Turkish police on Tuesday detained at least 65 people in raids across Turkey in operations targeting Kurds ahead of a critical presidential runoff on May 28, local media reported.
The detainees include members of the pro-Kurdish Green Left Party (YSP) as well as executives from the pro-Kurdish Peoples’ Democratic Party (HDP) and Peoples’ Democratic Congress (HDK).
The raids in 11 provinces were carried out as part of investigations overseen by the chief public prosecutor’s offices in Tekirdağ, Mersin and Mardin.
At the order of the Tekirdağ Chief Public Prosecutor’s Office, police detained 24 individuals in five provinces on terrorism-related charges due to their alleged links to the outlawed Kurdistan Workers’ Party (PKK), which has been waging a bloody campaign in Turkey’s southeast since 1984 and is listed as a terrorist organization by Turkey and much of the international community.
It is not uncommon in Turkey for Kurds, especially politicians, to face terrorism-related charges due to their alleged links to the PKK, and European bodies and international monitors time and again have accused the Turkish government of using vague anti-terror laws to crack down on dissent.
Interior Minister Süleyman Soylu commended the operation on Twitter, claiming that among those detained was an individual who served as a bodyguard to PKK leader Duran Kalkan.
Police and gendarmes detained 17 people, including former district co-chairs of the Peoples’ Democratic Party (HDP) and the Democratic Regions Party (DBP), on warrants issued by the Mardin Chief Public Prosecutor’s Office.
The warrants included charges of “aiding and abetting a terrorist organization.”
According to the Mezopotamya News Agency, an operation carried out on the order of the Mersin Chief Public Prosecutor’s Office resulted in the detention of 24 individuals, including administrators of the HDP, DBP and the Çukurova Association for Solidarity with Families of Prisoners and Convicts (Çukurova TUAY-DER), as well as journalist Delal Akyüz.
The operation was conducted in Mersin, Ankara, Antalya, Adana, and İzmir provinces based on allegations of sending money to prisoners imprisoned on charges of PKK membership.

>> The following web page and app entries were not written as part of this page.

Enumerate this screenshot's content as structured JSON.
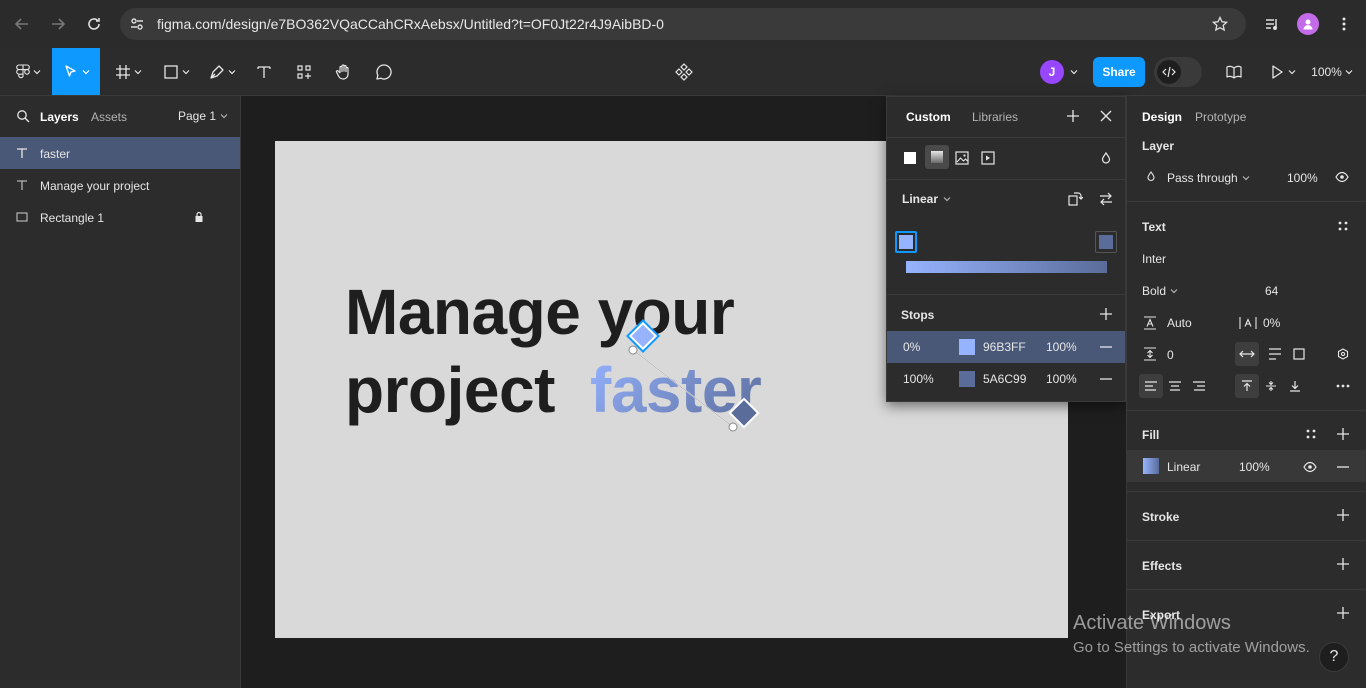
{
  "browser": {
    "url": "figma.com/design/e7BO362VQaCCahCRxAebsx/Untitled?t=OF0Jt22r4J9AibBD-0"
  },
  "toolbar": {
    "avatar_initial": "J",
    "share_label": "Share",
    "zoom_label": "100%"
  },
  "left_panel": {
    "tabs": {
      "layers": "Layers",
      "assets": "Assets"
    },
    "page_label": "Page 1",
    "layers": [
      {
        "name": "faster",
        "type": "text",
        "selected": true
      },
      {
        "name": "Manage your project",
        "type": "text",
        "selected": false
      },
      {
        "name": "Rectangle 1",
        "type": "rectangle",
        "locked": true,
        "selected": false
      }
    ]
  },
  "canvas": {
    "line1": "Manage your",
    "line2": "project",
    "line3": "faster"
  },
  "fill_picker": {
    "tabs": {
      "custom": "Custom",
      "libraries": "Libraries"
    },
    "gradient_type": "Linear",
    "stops_label": "Stops",
    "stops": [
      {
        "position": "0%",
        "hex": "96B3FF",
        "opacity": "100%",
        "color": "#96B3FF",
        "selected": true
      },
      {
        "position": "100%",
        "hex": "5A6C99",
        "opacity": "100%",
        "color": "#5A6C99",
        "selected": false
      }
    ]
  },
  "right_panel": {
    "tabs": {
      "design": "Design",
      "prototype": "Prototype"
    },
    "layer": {
      "title": "Layer",
      "blend": "Pass through",
      "opacity": "100%"
    },
    "text": {
      "title": "Text",
      "font_family": "Inter",
      "font_weight": "Bold",
      "font_size": "64",
      "line_height": "Auto",
      "letter_spacing": "0%",
      "paragraph_spacing": "0"
    },
    "fill": {
      "title": "Fill",
      "type": "Linear",
      "opacity": "100%"
    },
    "stroke": {
      "title": "Stroke"
    },
    "effects": {
      "title": "Effects"
    },
    "export": {
      "title": "Export"
    }
  },
  "windows_notice": {
    "title": "Activate Windows",
    "subtitle": "Go to Settings to activate Windows."
  },
  "colors": {
    "accent": "#0d99ff",
    "selection": "#4a5878",
    "avatar": "#9747ff",
    "gradient_start": "#96B3FF",
    "gradient_end": "#5A6C99"
  }
}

Turkey is poised to hold a runoff on May 28 following results from the May 14 presidential election that showed incumbent President Recep Tayyip Erdoğan failing to secure a victory against his secular rival, Republican People’s Party (CHP) leader Kılıçdaroğlu.
According to the official results, Erdoğan received 49.52 percent of the vote, while Kılıçdaroğlu, the candidate of the opposition bloc Nation Alliance, garnered 44.88 percent.

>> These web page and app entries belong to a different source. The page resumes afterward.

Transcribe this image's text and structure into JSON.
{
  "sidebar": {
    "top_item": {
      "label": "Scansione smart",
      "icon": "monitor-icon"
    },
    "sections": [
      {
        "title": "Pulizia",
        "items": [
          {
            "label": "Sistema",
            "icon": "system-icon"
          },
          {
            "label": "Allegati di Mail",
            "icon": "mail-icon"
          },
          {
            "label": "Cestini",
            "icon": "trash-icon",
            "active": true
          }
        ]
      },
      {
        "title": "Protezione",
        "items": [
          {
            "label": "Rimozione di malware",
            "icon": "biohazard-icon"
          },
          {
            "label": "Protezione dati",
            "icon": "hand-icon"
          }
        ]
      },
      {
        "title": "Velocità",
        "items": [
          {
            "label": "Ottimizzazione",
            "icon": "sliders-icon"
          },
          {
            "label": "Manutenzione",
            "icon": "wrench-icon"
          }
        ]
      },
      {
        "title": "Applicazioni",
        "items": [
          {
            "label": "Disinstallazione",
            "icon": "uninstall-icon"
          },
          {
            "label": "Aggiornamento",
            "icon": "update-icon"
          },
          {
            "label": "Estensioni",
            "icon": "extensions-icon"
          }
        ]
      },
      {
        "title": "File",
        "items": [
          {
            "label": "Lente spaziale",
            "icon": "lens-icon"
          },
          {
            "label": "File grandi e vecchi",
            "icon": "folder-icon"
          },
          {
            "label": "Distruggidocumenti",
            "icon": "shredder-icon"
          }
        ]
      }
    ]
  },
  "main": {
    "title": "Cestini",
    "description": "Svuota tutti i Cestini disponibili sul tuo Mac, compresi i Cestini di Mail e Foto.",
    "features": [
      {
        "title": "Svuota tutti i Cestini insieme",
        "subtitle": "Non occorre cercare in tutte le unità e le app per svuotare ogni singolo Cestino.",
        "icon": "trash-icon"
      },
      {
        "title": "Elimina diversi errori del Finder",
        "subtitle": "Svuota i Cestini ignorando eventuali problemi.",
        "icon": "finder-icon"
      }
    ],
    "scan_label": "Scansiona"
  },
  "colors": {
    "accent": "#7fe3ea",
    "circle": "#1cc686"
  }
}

According to the still unofficial results of the parliamentary elections, Erdoğan’s ruling Public Alliance secured a parliamentary majority, garnering 321 of 600 seats.

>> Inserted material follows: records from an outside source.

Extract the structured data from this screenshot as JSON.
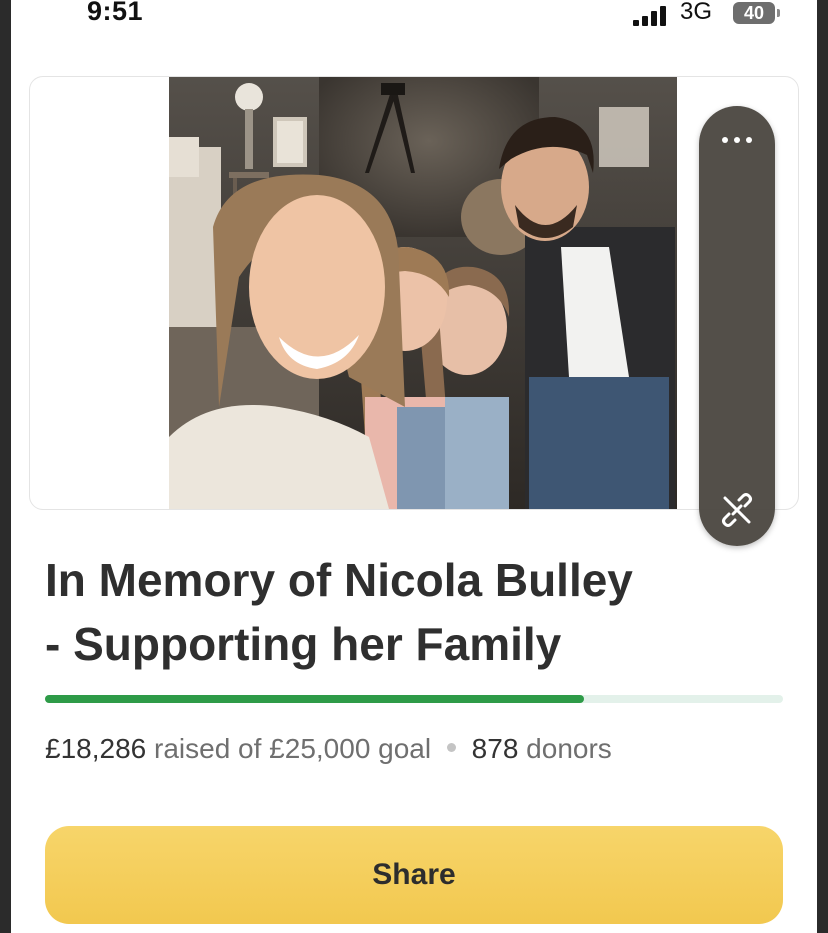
{
  "status_bar": {
    "time": "9:51",
    "network": "3G",
    "battery": "40"
  },
  "hero": {
    "photo_icon": "family-photo",
    "more_icon": "more-horizontal-icon",
    "unlink_icon": "link-off-icon"
  },
  "campaign": {
    "title_line1": "In Memory of Nicola Bulley",
    "title_line2": "- Supporting her Family",
    "progress_fraction": 0.73,
    "raised": "£18,286",
    "raised_of_text": "raised of £25,000 goal",
    "donors_count": "878",
    "donors_label": "donors"
  },
  "actions": {
    "share_label": "Share"
  },
  "colors": {
    "progress": "#2e9b48",
    "progress_track": "#e3f1ea",
    "share_button": "#f3ca52"
  }
}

Turkey’s embattled incumbent has often accused the HDP of links to the PKK, which the party denies.
The HDP faces a closure case on terrorism charges, and it ran in the parliamentary election under the banner of the YSP to avoid the risks of the party’s closure before the elections.
The YSP secured 61 seats in the parliament with 8.8 percent of the vote.
The HDP said in March that it would not field a presidential candidate in the May 14 elections.
The party announced in late April that it would support Kılıçdaroğlu and reiterated its endorsement for the runoff.
In the runup to May 14 elections, the Turkish government has intensified an ongoing legal assault on Kurds, who are seen as the kingmaker in the presidential election.
Nuray Özdoğan, a co-spokesperson for the HDP’s law and human rights commissions, said on May 7 that 295 people were detained and 61 were arrested in several investigations over the course of a month as part of a crackdown on the HDP.
A government crackdown on Kurdish parties and politicians in Turkey reached new heights following a coup attempt in the country in July 2016.
Dozens of democratically elected Kurdish mayors were removed from office, while a large number of Kurdish politicians, including the former co-chairs of the HDP, were jailed following the coup attempt.